Godbee suspends 13th District congressional campaign

James David Dickson
The Detroit News

Detroit — Former Detroit police chief Ralph Godbee on Tuesday suspended his campaign for the 13th Congressional District seat and encouraged others to follow suit in a bid to coalesce support  "behind one Black candidate well before the August primary," his campaign announced.

Godbee joined the race in January, hoping to win the Democratic primary. He was one of three Democratic candidates back then, but the field has grown to nine candidates with Godbee's withdrawal, according to federal campaign finance records. 

Former Detroit police chief Ralph Godbee announced his run for the 13th Congressional District Democratic primary at the New Bethel Missionary Baptist Church in Detroit on Jan. 20, 2022. Godbee said Tuesday he is suspending his campaign.

More:Ex-Detroit police chief Godbee joins race to serve 'marginalized' in 13th Congressional District

"In an election cycle as truncated as this one is proving to be, I have enough support to split the African-American vote or siphon off votes that could be codified behind a consensus candidate," Godbee said in the statement announcing his withdrawal.

The statement added that "Godbee says he hopes others in the race will also consider putting the need to have Black representation above their own ambitions."

The 13th District is represented by Rashida Tlaib, D-Detroit, an Arab-American Muslim who decided to run for re-election in the nearby redrawn 12th District that includes Dearborn, Southfield and part of Detroit. Tlaib has said she will remain a Detroiter.

U.S. Rep. John Conyers Jr. held the 13th District seat for 53 years before resigning in December 2017 as he faced a House ethics probe into sexual misconduct allegations. 

Some Detroiters, including Godbee, argue it's important the seat again be held by a Black person. 

"Representation matters and for a marginalized community such as African Americans and more pointedly as black people, we need competent and skillful black representation in federal legislative seats where it unequivocally matters," Godbee said in the statement.

Godbee will remain chief of staff at Triumph Church, a role he has held since 2020. 

At his introductory press conference, Godbee addressed fellow candidate Shri Thanedar, though not by name.

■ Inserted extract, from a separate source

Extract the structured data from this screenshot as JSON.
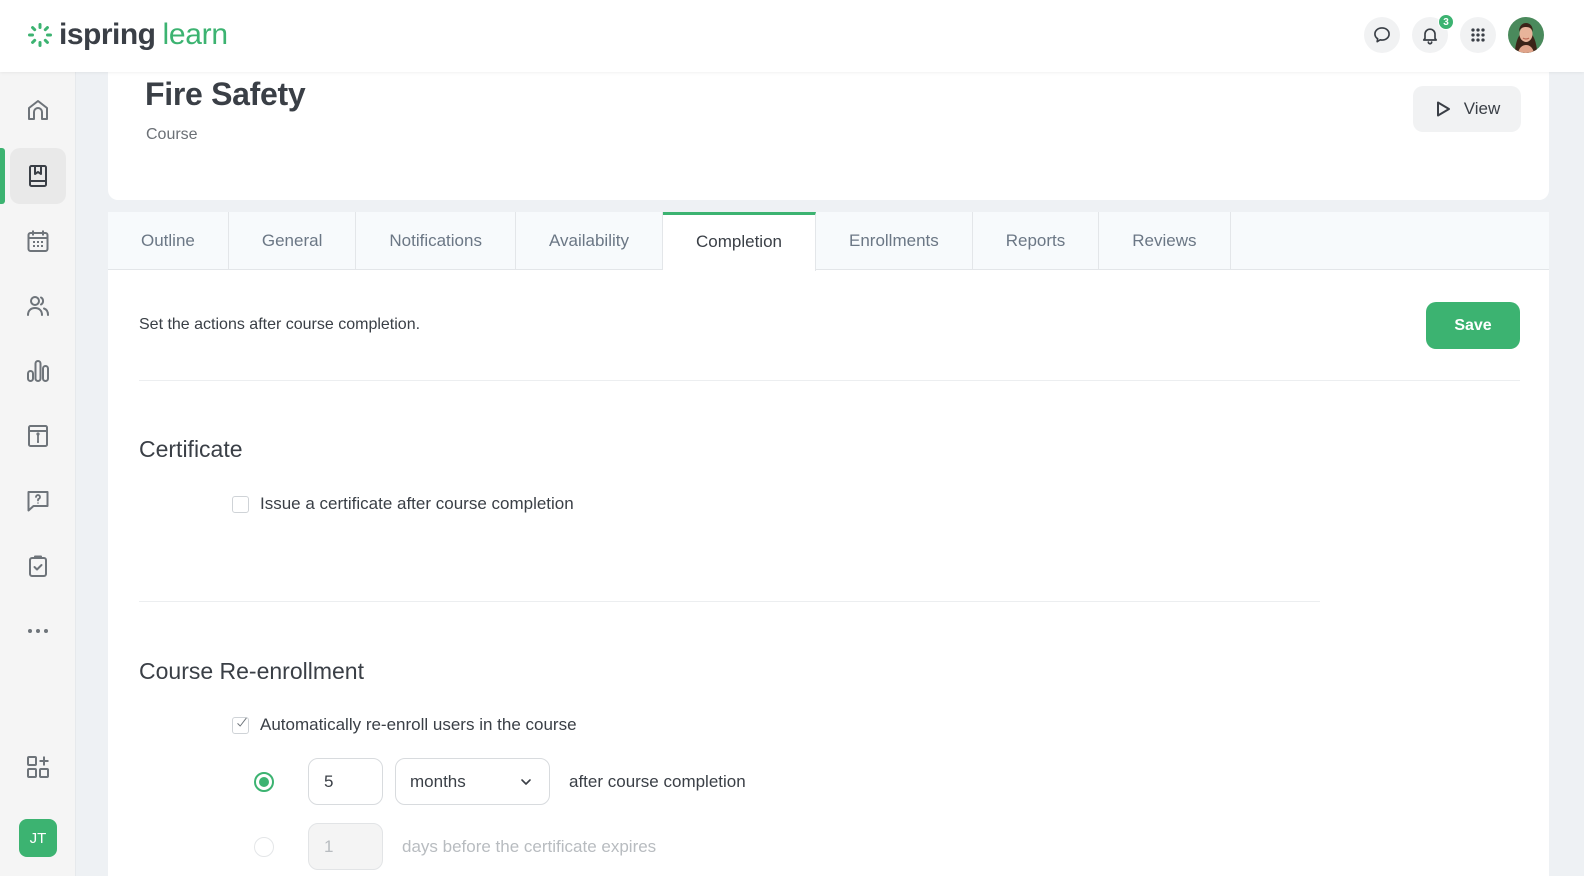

Thanedar is not Black, but carried Detroit in the 2018 Democratic primary for governor. Now a Detroit state representative, he has said he will spend $5 million to fund his own campaign. The last federal campaign finance reports Thanedar filed showed $5 million on hand.

"There's someone pledging $5 million," Godbee said, "but the votes of the 13th District are not for sale. 

He said he would give "$10 million worth of effort."

But two months later, Godbee thought an exit was the wiser choice.

“When I announced my candidacy for the 13th District Congressional seat, I did so with the noblest of intentions," Godbee said in the statement. "Noble intentions must however be paired with a level of maturity to understand whether your presence can add value to a campaign or be divisive."

The remaining Democratic primary field consists of John Conyers III, Conyers' son; former state Rep. Sherry Gay-Dagnogo; businessman Michael Griffie; state Sen. Adam Hollier; Toni Mua; Detroit attorney Portia Roberson; and Thanedar.

The primary election will be held Aug. 2.

jdickson@detroitnews.com